The Android’s Dream has yet to be sold in Japan. Old Man’s War and The Ghost Brigades are available, however.
Spherical Time @7:
“The Last Watch” has been translated into English and published in hardback – but the publishers messed up the translation/editing and missed out an entire (critical) chapter O.o
I personally am waiting for the reprint :(
Scalzi and Perry Rhodan invoked at the same time! Somewhere inside me, a 13 year old cries out. But then I applied more duct tape and he was quiet once again…..
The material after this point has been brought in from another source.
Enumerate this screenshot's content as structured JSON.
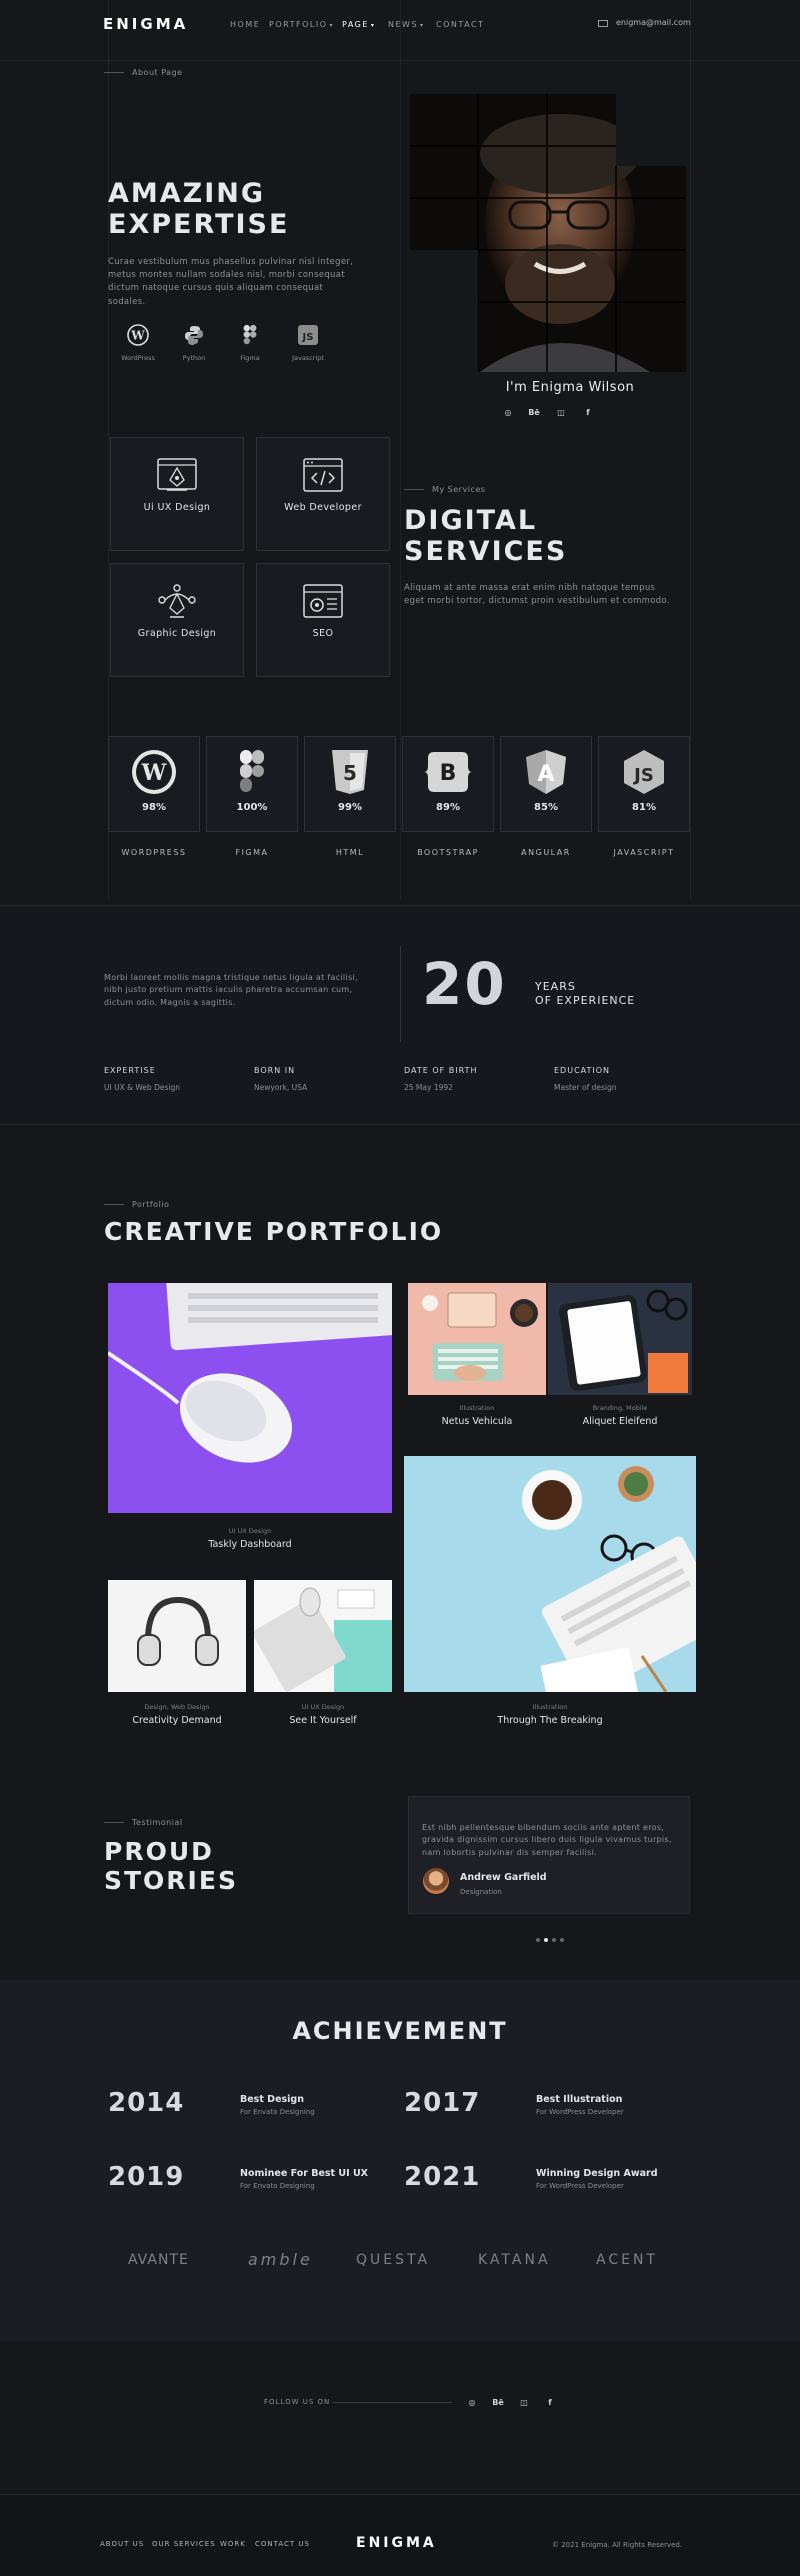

What tickled me most about Android’s Dream was that it was a fitting homage to Philip K. Dick while also being novel and imaginative. Actually, my biggest worry after finishing it for the first time (I have read it more than once, actually) was that people might not fully ‘get it’ without having read any PKD.
It seems I was wrong. That makes me happy.
I know this is off topic a little, but is there a reason i can’t get any of your books on the fictionwise book store for the iPod? I use that as my e-reader and it’d be nice if I could read books from my favorite author on it.
John, What else do you have in common with the HOFF?
Maybe you pull a Jimmy James and have it translated from German back into English and re-release it in the US…
Well, I really enjoyed TAD, maybe in part because it felt like being part of an in joke. If you don’t know about adroids’ dreams, you don’t get the joke. It was that aspect of the book, feeling like I was getting the in jokes, that gave it a special something that makes it different from the Old Man’s series.
Well, truth be told, I am almost done with Ghost Brigades, but I am betting that I continue to love that series. TAD was also more, well, frivolous to me than the Old series. For me, the Old series makes me think more, but TAD made me laugh more!
Just don’t listen to me, it works! Keep it up!